Warren Buffett's timeless approach to picking stocks is something that every investor should know. With his focus on traits like financial consistency and sustainable competitive advantages, Buffett's strategy is proven effective, and it also has a consistent internal logic that's both elegant and enviable. So, one of the questions I ask when I'm evaluating an equity is whether Warren Buffett would like the company.
In the case of STAAR Surgical Company (STAA 0.25%), I think the answer is yes. In fact, STAAR's implantable lenses for vision correction make it a company that has many of the canonical Buffett traits. Its product serves a timeless purpose, and its financial discipline is strong. Likewise, it has a competitive moat, and its future is bright thanks to a large and growing global market for its products. But would Buffett be able to make peace with the company's heavy marketing spending targeted at ophthalmic surgeons and its frequently thin margins?
Why the Oracle of Omaha would appreciate this stock
There's a lot to like about STAAR Surgical. First, STAAR's product, implantable lenses for vision correction, is clearly quite evergreen. Human eyes are prone to needing a bit of help to see things far away, especially with age, and $48 billion in annual global spending on eyeglasses is proof that vision correction is a lucrative market. Unlike glasses or contact lenses, the company's implantable lenses can't get lost, broken, or smudged. But they can still be upgraded or removed by a surgeon as a patient's eyes change with age.
Importantly, because the lenses are implanted, patients are less likely to defect to a competitor than they might be with traditional vision correction. While it's easy to buy glasses or contacts from a different manufacturer, the fact that a surgeon's help is necessary to switch to another implantable lens provider means that customers are heavily incentivized to stay put. In short, Buffett would appreciate that the difficulty of switching to another product provides STAAR with a competitive moat.
In terms of its financial performance and spending efficiency, the company is improving steadily over time. Its cost of goods sold (COGS), R&D expenses, and selling, general, and administrative (SG&A) expenses have fallen significantly as a percentage of quarterly revenues over the last five years. At the same time, STAAR's quarterly profit margin has risen from its lows to reach its present level of 6.17%.
Finally, STAAR Surgical's balance sheet has two of the hallmarks of Buffett stocks: plenty of cash and minimal debt. With $162.34 million in liquid holdings and just over $10 million in debt, management has plenty of leeway to borrow if it needs to raise money in the future. Plus, debt payments aren't going to constrain the amount of capital that's available to invest in growth.
I'm of the opinion that STAAR Surgical is a stock that Warren Buffett would like, but I think he'd find it to have a few flaws.
STAAR's quarterly revenue has been growing steadily over time, even during the disruption of the pandemic in 2020. That's a point in its favor, but Buffett would likely take issue with the fact that the company's earnings aren't growing smoothly. Instead, its quarterly earnings before interest, taxes, depreciation, and amortization (EBITDA) have exhibited a pattern of gently rolling gains and later contractions while trending up over time. Given the positive trend and the global markets awaiting the company's penetration, it's hard to see how Buffett would consider the inconsistency as a sticking point.

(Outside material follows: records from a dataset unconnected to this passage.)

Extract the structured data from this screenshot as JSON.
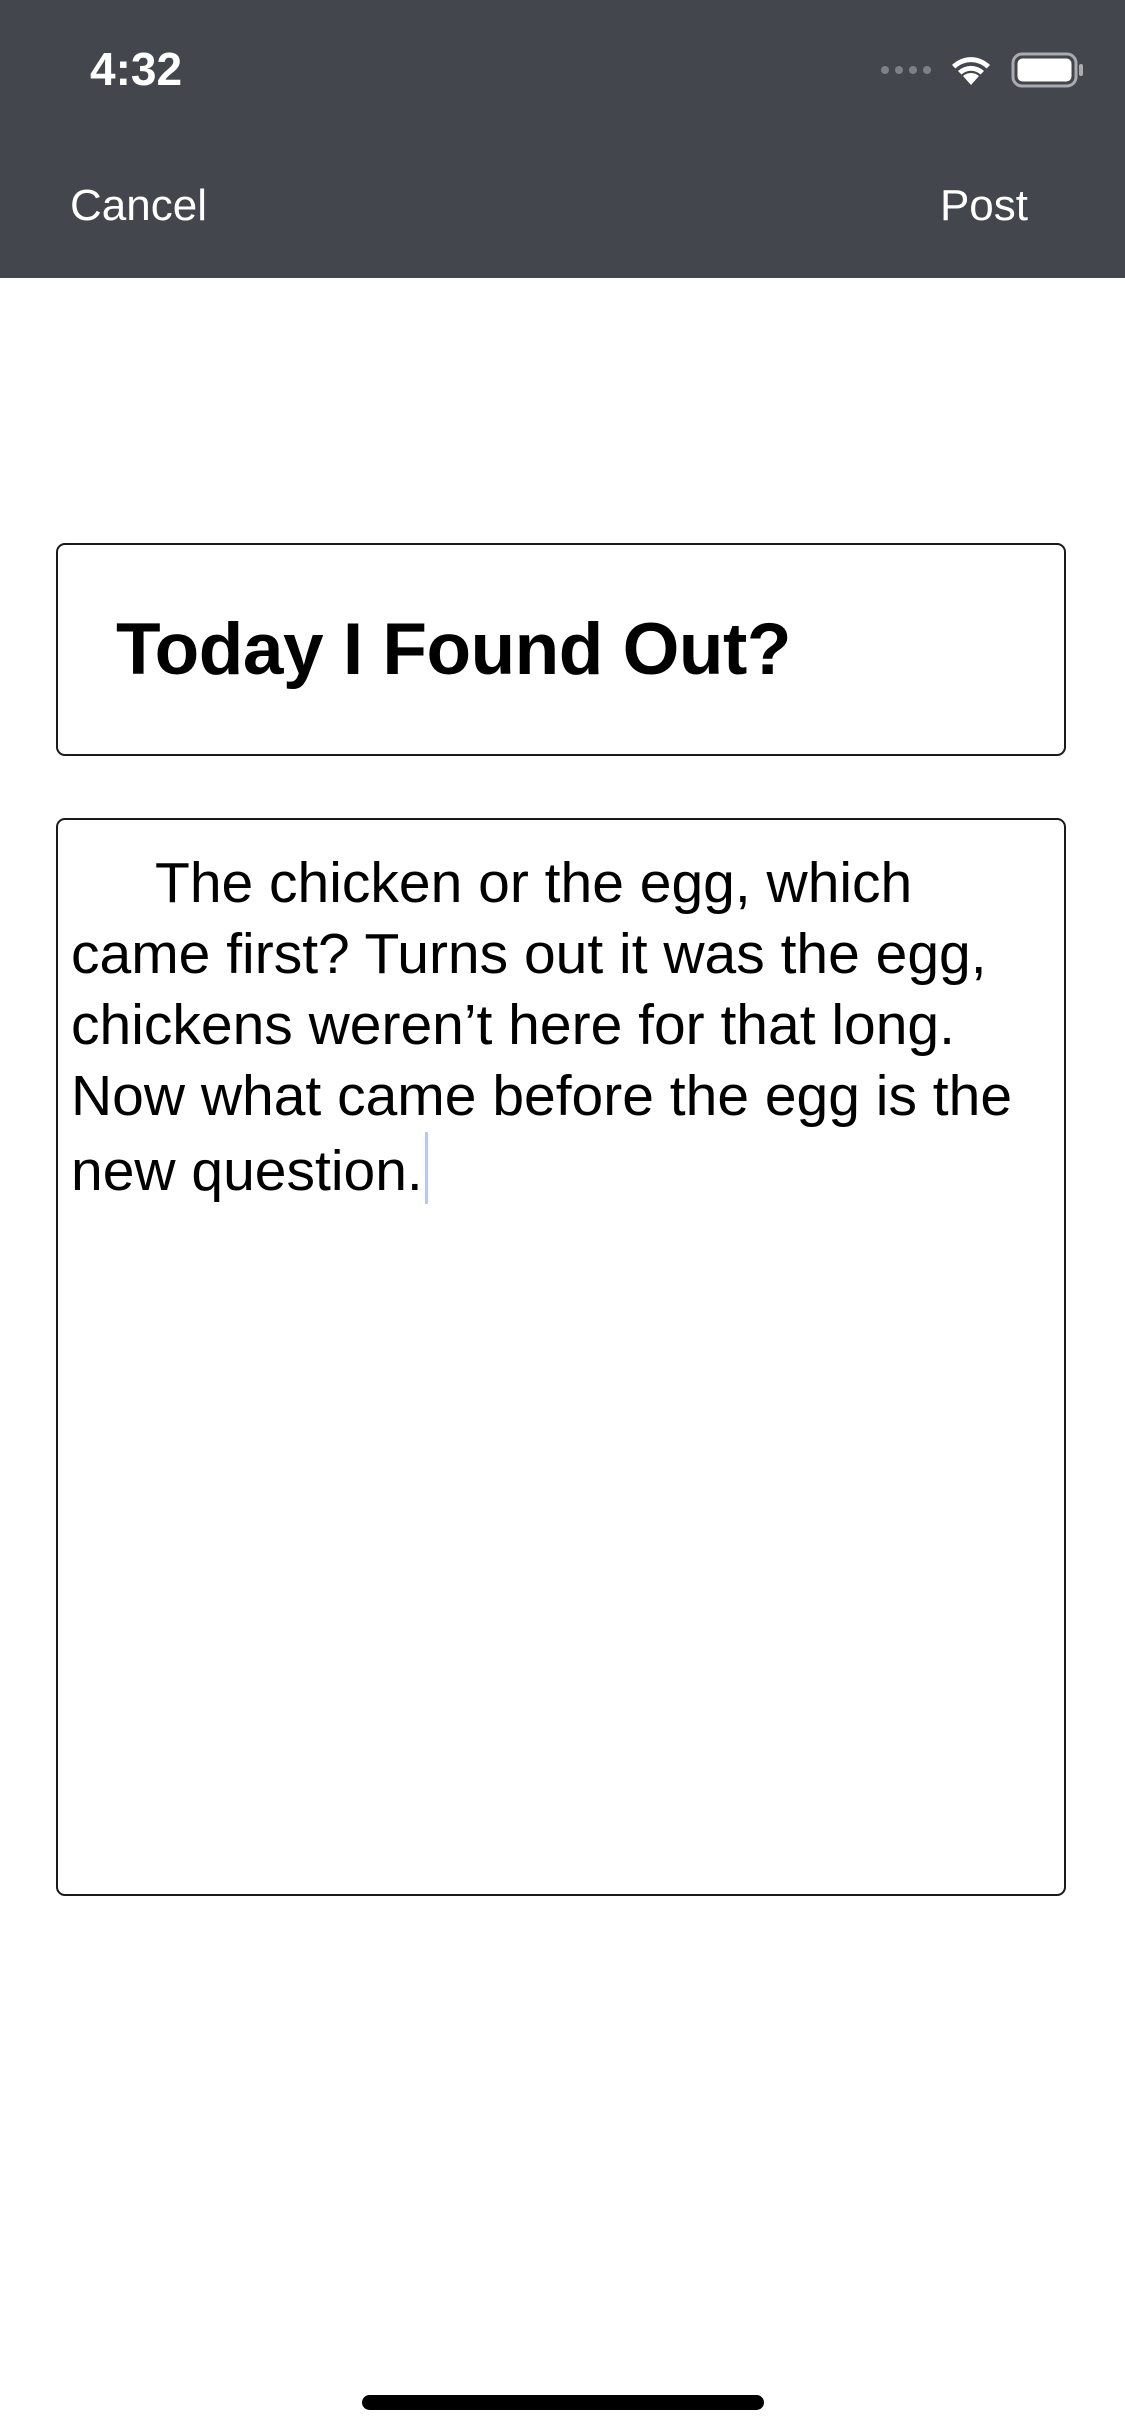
{
  "status_bar": {
    "time": "4:32",
    "icons": [
      "signal-dots-icon",
      "wifi-icon",
      "battery-icon"
    ]
  },
  "nav": {
    "cancel_label": "Cancel",
    "post_label": "Post"
  },
  "form": {
    "title_value": "Today I Found Out?",
    "body_value": "The chicken or the egg, which came first? Turns out it was the egg, chickens weren’t here for that long. Now what came before the egg is the new question."
  },
  "colors": {
    "topbar_background": "#43464c",
    "text_primary": "#000000",
    "caret": "#b9c6ef"
  }
}
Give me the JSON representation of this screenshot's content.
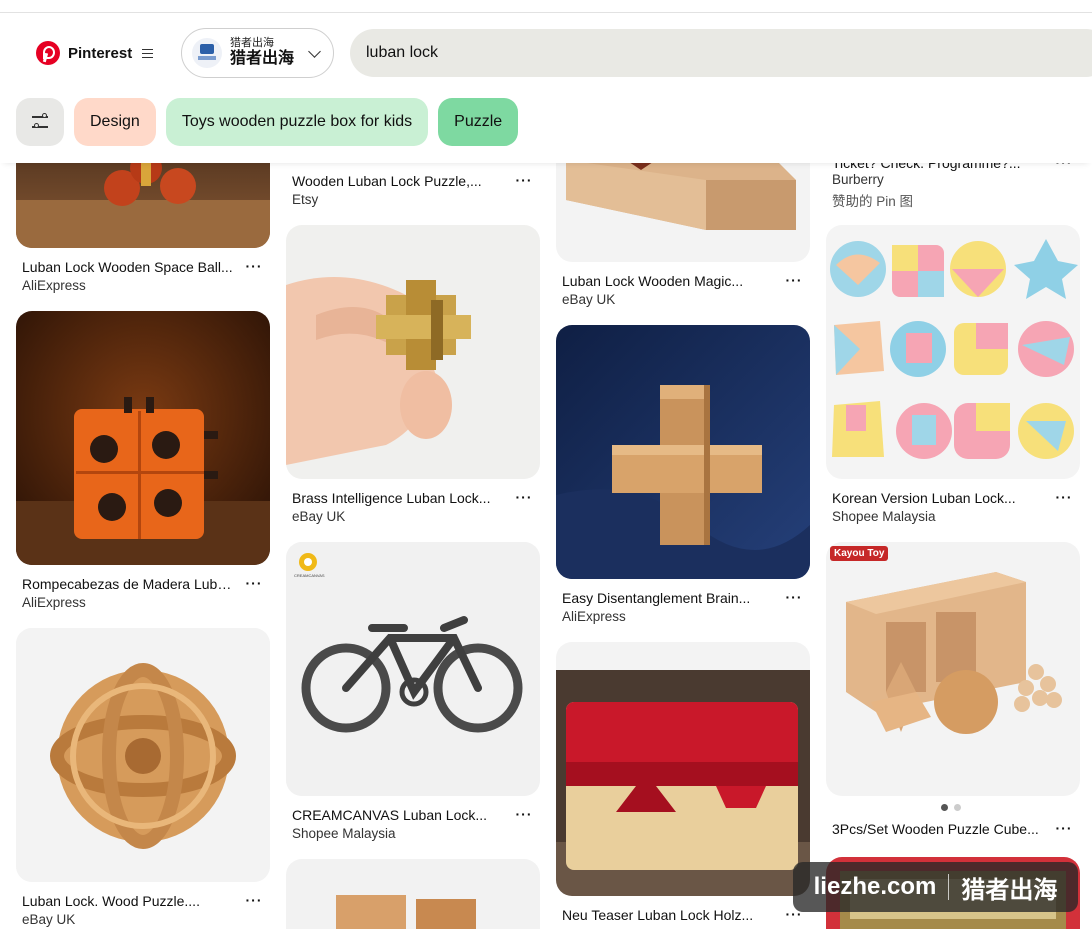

It's also true that the profit margin is a bit on the low side for a Buffett favorite, and the inconsistency of the margin over time could be a concern too. This company has had a few unprofitable quarters in recent years, and it doesn't have the decades-long history that Buffett tends to prefer.
Likewise, the company's SG&A expenses are around 46% of its quarterly revenue, which Buffett might find to be quite high despite the recent progress in reducing it. The reason for this is that STAAR needs to market its products to surgeons in order to raise awareness and secure new business, and there isn't too much to be done to get around it -- unless you happen to know where ophthalmic surgeons hang out in droves, that is.
Finally, Buffett would probably think that STAAR's competitive moat is a bit on the weak side. The high cost of switching away from its products is favorable, but the burden of needing surgery to use its lenses in the first place means that there's a significant amount of friction to overcome before onboarding a new customer too.
Overall, I think that STAAR meets Buffett's standards at the moment. But I'm also of the opinion that Buffett would like the stock even more in a few years when the company has had the time to fortify its slim margin by continuing to cut costs and iron out the inconsistency in its earnings.